Pastel painting is making a comeback. It is a fun and vibrant medium that is quite forgiving.  So, did Clarence answer the question?  PASTELS – WHY NOT?  Although there was maybe a half dozen people in attendance who use or have tried pastels, perhaps there will be some recruits in the future.

Clarence Porter has an endearing personality and endeared himself to our DVAC Friday Night Club.  You may view his work at the following link:

Friday Night Club February 22, 2019 – CARFAC Elissa Pendergast

(Submitted by Ingrid Mueller)

This evening was filled with revelations made possible by CARFAC General Manager Elissa Pendergast.

CARFAC – Canadian Artists’ Representation/Le Front des Artistes Canadiens, is an organisation of 1,000 members, founded in 1968 in London by Jack Chambers, Tony Urquhart, Kim Ondaatje, Greg Curnoe, and Ron Martin. In short, CARFAC provides advocacy and an abundance of resources for artists.  Its national office is in Ottawa and it boasts 8 provincial affiliates.

Elissa spent the evening explaining much of what CARFAC can do for artists in Canada. The following is an abbreviated version of her presentation:
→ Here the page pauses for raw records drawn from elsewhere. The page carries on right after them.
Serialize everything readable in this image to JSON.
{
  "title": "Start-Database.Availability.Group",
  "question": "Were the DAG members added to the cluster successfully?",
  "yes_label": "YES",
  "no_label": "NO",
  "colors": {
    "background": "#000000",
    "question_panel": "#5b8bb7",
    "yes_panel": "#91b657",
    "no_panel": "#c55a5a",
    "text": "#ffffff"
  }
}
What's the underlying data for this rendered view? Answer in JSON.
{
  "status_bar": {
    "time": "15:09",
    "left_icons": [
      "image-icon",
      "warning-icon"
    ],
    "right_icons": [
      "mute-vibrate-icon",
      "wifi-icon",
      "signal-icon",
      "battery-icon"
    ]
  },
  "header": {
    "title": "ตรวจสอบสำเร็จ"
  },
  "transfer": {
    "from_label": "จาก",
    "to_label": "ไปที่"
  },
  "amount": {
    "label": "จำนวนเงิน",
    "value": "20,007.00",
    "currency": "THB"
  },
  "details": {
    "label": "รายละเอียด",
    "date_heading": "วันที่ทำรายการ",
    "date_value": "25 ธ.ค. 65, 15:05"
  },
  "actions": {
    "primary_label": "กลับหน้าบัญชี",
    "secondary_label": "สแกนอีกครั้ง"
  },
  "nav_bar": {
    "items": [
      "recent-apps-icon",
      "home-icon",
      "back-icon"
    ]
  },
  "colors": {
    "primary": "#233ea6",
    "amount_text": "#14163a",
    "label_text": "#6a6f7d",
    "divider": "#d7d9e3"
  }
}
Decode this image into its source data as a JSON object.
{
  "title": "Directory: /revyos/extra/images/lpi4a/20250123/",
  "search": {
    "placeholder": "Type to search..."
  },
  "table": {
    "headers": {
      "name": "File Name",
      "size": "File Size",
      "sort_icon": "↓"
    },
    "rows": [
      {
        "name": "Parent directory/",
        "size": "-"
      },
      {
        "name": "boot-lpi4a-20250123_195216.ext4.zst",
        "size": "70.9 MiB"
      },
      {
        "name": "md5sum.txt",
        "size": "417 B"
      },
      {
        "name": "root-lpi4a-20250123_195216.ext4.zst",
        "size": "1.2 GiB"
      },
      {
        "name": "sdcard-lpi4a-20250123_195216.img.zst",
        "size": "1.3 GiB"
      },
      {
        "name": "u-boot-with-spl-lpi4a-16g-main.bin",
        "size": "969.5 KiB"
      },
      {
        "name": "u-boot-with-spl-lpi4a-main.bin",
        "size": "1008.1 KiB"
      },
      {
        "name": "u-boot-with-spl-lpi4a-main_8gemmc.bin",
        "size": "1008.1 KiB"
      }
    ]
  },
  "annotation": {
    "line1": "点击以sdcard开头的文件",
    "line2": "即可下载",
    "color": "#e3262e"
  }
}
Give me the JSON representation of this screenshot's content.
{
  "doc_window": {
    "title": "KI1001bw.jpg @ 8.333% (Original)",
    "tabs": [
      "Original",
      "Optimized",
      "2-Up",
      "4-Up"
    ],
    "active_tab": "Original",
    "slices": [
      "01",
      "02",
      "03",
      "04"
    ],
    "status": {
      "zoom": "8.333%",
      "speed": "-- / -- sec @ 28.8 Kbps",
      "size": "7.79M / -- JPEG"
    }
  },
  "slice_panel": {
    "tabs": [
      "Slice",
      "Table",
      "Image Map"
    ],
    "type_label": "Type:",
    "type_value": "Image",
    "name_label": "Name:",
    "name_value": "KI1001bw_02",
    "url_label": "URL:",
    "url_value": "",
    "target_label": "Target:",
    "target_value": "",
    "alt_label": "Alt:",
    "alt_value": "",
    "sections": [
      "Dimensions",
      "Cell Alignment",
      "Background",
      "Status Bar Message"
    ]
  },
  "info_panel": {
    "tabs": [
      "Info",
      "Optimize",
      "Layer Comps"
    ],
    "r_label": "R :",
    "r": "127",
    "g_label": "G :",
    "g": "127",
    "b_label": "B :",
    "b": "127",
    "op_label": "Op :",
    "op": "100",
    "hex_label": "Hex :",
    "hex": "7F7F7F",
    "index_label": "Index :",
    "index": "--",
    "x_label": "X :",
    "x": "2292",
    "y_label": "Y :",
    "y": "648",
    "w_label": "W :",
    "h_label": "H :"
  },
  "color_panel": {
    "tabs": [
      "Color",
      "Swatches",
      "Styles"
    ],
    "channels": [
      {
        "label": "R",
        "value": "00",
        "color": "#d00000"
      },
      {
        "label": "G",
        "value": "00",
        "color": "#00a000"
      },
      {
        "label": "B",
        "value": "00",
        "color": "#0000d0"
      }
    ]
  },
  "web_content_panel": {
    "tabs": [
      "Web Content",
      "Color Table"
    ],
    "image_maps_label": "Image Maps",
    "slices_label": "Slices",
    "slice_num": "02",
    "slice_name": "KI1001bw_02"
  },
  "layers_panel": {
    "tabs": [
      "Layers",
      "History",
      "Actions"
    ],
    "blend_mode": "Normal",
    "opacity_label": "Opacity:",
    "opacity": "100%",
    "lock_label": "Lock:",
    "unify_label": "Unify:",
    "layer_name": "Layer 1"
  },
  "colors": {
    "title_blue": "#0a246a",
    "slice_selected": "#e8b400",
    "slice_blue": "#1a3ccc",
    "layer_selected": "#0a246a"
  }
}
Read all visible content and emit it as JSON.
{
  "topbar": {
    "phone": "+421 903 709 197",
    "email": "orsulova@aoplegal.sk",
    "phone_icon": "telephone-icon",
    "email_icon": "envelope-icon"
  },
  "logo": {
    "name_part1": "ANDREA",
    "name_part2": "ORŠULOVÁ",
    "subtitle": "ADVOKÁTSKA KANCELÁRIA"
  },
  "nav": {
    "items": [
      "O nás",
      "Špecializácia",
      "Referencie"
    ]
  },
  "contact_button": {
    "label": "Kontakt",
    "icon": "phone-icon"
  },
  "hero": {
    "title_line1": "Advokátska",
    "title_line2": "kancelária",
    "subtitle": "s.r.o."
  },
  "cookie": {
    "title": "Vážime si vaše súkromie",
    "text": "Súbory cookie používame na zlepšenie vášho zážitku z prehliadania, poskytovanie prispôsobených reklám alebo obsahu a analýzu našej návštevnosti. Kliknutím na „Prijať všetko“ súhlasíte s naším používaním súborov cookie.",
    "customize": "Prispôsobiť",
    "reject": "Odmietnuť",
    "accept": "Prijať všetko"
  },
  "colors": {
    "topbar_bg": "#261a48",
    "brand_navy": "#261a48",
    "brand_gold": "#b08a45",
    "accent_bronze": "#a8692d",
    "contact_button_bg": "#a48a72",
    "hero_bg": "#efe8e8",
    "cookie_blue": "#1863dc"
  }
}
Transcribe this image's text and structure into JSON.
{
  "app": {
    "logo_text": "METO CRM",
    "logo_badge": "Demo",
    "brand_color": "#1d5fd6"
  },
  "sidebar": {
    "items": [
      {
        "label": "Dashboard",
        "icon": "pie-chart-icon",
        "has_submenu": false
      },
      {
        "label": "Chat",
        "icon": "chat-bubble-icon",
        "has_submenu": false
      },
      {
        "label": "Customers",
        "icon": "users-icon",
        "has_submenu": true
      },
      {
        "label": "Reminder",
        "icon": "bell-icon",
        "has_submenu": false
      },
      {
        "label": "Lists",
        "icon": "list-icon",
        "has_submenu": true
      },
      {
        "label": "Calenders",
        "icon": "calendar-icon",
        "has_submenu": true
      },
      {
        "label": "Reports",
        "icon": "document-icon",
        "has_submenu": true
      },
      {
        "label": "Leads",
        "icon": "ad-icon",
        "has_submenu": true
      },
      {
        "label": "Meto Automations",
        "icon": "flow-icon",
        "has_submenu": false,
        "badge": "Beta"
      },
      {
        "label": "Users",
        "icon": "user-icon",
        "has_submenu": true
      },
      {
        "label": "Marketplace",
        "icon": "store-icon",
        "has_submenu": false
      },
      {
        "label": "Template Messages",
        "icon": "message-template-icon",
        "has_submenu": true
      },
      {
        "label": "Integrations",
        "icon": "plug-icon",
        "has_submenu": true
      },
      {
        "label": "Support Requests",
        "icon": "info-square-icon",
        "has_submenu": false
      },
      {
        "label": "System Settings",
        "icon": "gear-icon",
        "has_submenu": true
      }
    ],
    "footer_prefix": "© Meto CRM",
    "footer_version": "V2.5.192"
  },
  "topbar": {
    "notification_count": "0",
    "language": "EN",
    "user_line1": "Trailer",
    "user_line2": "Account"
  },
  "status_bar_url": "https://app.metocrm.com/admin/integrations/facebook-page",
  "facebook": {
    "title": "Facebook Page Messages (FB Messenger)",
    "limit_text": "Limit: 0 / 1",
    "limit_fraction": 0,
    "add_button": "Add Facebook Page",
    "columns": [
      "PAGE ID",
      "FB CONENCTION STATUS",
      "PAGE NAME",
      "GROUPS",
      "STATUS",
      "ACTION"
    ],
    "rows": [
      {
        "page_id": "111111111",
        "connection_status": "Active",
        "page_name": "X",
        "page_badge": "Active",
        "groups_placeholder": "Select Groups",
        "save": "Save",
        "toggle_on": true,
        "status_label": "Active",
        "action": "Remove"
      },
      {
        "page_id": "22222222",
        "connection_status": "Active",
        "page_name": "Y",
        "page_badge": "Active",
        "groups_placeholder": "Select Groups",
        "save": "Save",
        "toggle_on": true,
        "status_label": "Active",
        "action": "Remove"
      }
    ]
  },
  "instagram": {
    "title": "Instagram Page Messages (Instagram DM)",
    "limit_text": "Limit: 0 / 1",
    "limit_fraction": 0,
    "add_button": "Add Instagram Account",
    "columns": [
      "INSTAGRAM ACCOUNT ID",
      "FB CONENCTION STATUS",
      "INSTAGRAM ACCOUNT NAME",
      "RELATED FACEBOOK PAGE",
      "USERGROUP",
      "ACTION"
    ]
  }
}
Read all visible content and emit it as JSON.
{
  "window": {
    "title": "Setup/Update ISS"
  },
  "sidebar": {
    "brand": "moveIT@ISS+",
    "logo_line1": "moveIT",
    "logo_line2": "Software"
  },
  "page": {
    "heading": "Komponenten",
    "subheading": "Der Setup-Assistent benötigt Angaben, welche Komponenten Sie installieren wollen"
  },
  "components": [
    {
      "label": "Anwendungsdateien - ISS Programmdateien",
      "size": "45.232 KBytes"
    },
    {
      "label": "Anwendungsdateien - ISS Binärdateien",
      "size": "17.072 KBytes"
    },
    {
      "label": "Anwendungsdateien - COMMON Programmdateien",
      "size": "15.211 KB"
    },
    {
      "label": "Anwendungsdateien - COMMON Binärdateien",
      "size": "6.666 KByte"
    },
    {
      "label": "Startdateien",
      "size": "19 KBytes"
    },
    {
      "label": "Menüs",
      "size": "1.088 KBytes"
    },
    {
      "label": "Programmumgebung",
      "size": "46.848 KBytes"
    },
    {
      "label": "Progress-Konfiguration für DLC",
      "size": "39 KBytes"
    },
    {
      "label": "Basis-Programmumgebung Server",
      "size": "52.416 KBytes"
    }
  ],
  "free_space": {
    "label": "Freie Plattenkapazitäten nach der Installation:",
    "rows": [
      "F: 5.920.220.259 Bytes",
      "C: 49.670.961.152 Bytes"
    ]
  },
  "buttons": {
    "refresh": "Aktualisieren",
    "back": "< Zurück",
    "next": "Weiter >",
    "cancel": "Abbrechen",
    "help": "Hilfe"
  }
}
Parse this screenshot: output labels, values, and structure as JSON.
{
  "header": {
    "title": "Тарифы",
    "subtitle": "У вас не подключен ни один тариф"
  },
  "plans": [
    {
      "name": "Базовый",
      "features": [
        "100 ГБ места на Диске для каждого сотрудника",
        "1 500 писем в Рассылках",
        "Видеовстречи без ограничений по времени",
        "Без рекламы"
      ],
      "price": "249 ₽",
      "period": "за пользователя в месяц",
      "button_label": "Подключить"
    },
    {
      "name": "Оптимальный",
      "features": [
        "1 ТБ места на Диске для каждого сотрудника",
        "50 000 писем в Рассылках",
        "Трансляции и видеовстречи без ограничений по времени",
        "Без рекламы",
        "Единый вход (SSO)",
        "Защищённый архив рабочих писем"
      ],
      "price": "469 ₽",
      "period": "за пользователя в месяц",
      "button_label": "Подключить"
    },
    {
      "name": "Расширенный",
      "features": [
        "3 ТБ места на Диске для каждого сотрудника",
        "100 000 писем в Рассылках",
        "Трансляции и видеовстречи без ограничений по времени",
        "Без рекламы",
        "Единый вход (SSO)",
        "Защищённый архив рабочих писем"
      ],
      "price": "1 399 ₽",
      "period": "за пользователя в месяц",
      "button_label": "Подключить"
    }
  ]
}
• Negotiating, in concert with other artists’ associations (e.g., ACTRA, Writers’ Union of Canada) with the provincial government to establish Status of the Artist legislation
• Providing summary legal advice through VALCO (the Visual Artists Legal Clinic of Ontario

• Providing publications and webinars which educate artists on how to advocate for and protect themselves.
• Advising artists by phone, email and in person on how to deal with the many issues which artists face in their professional practices.

CARFAC Ontario is committed to providing up-to-date resources for artists, as well as answering frequently asked questions pertaining to practicing as an artist in Ontario.

Member Services and Artist Resources:

  • CARFAC Online:  Ontario e-bulletin of opportunities for visual and media artists
  • DISPATCH:  Ontario quarterly newsletter
  • Group Health Plan
  • Member Discounts
  • Professional Development
  • CARFAC Fees
  • Minimum Fee Schedule
  • Copyright 101
  • Copyright Agents

Our brains were overflowing with information and questions and we are grateful to Elissa Pendergast for enlightening us.

 The very best way to fully understand what CARFAC is and what it can do for you is to visit their website and/or contact Elissa.  Links are provided below.

Facebook/Twitter   @carfacontario


Friday Night Club February 15, 2019 – Gary Smith

(Submitted by Jessie Gordon)

Club Members enjoyed the presentation by Gary Smith, a successful Toronto painter who is widely shown with international commissions and sales. Gary described his career, his exhibitions, teaching and referred to many trips to teach and exhibit in China. His presentation for the evening was an introduction to an on-line course he is developing called There’s Magic in those Shadows, What do Professional Artists know about Shadows that I don’t? Gary showed slides that will be part of the course and demonstrated the effects of light and shadow on a sphere. He described the different types of shadow including Form, Core and Cast and described how colour is affected by light and shadow. Gary’s course will be available on the web site: soon.

Attendance was lighter than usual due to the buildup of ice on the sidewalks, but 25 members attended and really enjoyed the presentation. Thanks to Sylvia and many volunteers for a successful evening.

Friday Night Club February 8, 2019 – John Hood

(Submitted by Ingrid Mueller)

Award winning artist, John Hood has a BFA from Concordia and spawned from creative parentage.  His experience spans years as a muralist and has paid his bills as a property manager but in 2017 he made the leap to practice as a full time easel artist.

John’s intense knowledge of the mechanics of oil painting and his eloquent delivery made for an evening of intense Q & A while he demonstrated working up a tonal under painting in oils on a toned ground.

John will demonstrate, using a photographic reference as a master image. It would be in a half tone (not full colour) –  an “imprimatur” – a monochromatic under painting as a preparation for a developed work in colour.